In mid-October, the influential United States Court of Appeals for the Second Circuit heard oral arguments in a $1-billion battle over the responsibility of Internet intermediaries for infringing content posted by third parties on their systems. The appeal in Viacom Intl. v. YouTube Inc. involves crucial questions that may have a ripple effect on litigation taking place across the world. Along with the Veoh case being heard by the Ninth Circuit and the iiNet appeal being heard by the High Court of Australia this year, the results in the YouTube appeals will set important ground rules for Internet litigation for years to come.
The YouTube case stems from the early days in which YouTube was only a fledgling video service rather than the dominant source of video streams on the Internet.
Viacom alleged that YouTube became aware at an early date of copyright infringements taking place on its site, but did little to prevent them because traffic would “go from 100,000 views a day down to about 20,000 views or maybe even lower.” It also alleged that when Google purchased YouTube, its due diligence team warned that more than half of YouTube’s views infringed copyright. As a consequence, Viacom submitted that YouTube was liable for direct, contributory and vicarious infringement of some 79,000 copyrighted works between 2005 and 2008.

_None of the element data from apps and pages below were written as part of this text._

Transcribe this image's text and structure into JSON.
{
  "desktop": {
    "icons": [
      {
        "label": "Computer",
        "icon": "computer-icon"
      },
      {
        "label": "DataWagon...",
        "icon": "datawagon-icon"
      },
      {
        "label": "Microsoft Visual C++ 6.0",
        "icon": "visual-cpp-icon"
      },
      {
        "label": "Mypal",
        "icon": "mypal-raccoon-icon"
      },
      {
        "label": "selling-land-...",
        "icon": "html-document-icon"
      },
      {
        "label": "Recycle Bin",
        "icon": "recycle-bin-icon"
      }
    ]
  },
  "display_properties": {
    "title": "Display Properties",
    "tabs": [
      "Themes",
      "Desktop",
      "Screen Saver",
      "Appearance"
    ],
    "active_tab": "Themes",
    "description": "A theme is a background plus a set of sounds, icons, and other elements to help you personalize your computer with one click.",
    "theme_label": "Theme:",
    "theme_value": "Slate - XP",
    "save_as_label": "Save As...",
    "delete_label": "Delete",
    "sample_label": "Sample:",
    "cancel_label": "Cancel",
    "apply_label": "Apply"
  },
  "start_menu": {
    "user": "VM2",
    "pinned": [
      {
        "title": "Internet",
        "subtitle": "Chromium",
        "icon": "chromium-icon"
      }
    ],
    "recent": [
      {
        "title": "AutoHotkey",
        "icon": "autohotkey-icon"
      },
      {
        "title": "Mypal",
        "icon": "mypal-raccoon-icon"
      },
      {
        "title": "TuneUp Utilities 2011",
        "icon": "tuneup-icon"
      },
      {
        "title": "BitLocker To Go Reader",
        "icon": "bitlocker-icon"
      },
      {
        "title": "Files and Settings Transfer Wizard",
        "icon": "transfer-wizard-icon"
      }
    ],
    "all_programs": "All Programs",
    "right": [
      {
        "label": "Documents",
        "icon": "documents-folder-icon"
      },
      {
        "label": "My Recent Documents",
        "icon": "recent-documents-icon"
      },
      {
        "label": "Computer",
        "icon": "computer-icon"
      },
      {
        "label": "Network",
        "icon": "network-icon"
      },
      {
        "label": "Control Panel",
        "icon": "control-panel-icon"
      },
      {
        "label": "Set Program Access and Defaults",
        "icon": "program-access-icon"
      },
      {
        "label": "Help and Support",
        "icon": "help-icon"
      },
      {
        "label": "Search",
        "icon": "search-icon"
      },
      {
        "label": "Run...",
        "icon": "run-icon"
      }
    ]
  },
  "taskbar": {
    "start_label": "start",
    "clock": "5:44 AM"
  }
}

YouTube relied on the provisions of s. 512(c) of the Digital Millennium Copyright Act (DMCA), a statutory safe harbour available to persons who store information online “at the direction of a user”. YouTube contended that this provision did not require an “arduous screening process for every user-posted text, picture, and video,” as this ”would inhibit free expression and stifle the growth of the Internet.”
At trial, both Viacom and YouTube moved for summary judgment. The United States District Court for the Southern District of New York found that YouTube was entitled to the safe harbour. It dismissed an argument from Viacom that YouTube had become aware of a “red flag” from which infringing activity was apparent and had taken no action to remove or disable access to the infringing material. It concluded that to lose the safe harbour, YouTube had to have “knowledge of specific and identifiable infringements of particular individual items,” including “the works’ locations at the site.” Also importantly, the court concluded that although the safe harbour applied to “storage” activities, the transmission of works to YouTube users via Internet streaming was “within the collateral scope of storage and allied functions” and should also be protected.
This is a landmark case for the Internet era, and may well go to the U.S. Supreme Court regardless of which side wins on appeal.
Content owners are of the view that the statement of the Southern District creates a landscape in which host sites have too much deniability for infringements that form an essential part of their business models.
Hosts such as YouTube contend that with 48 hours of content uploaded every minute, it is unrealistic to expect it to proactively police infringing activity. This line of thought holds that remedies such as notice-and-takedown in the United States, which create incentives for hosts to swiftly take down infringing content on receipt of a notice of infringement under the DMCA, are sufficient to maintain a balance between societal interests in the protection of copyrighted content and the need for new ways to disseminate such content. Thus far, the iiNet case being heard in Australia has come to similar conclusions, with the arguments of the parties to be heard by the High Court of Australia early in December.
Second Circuit Docket Number: 10-3270-CV
Hearing Date: October 18, 2011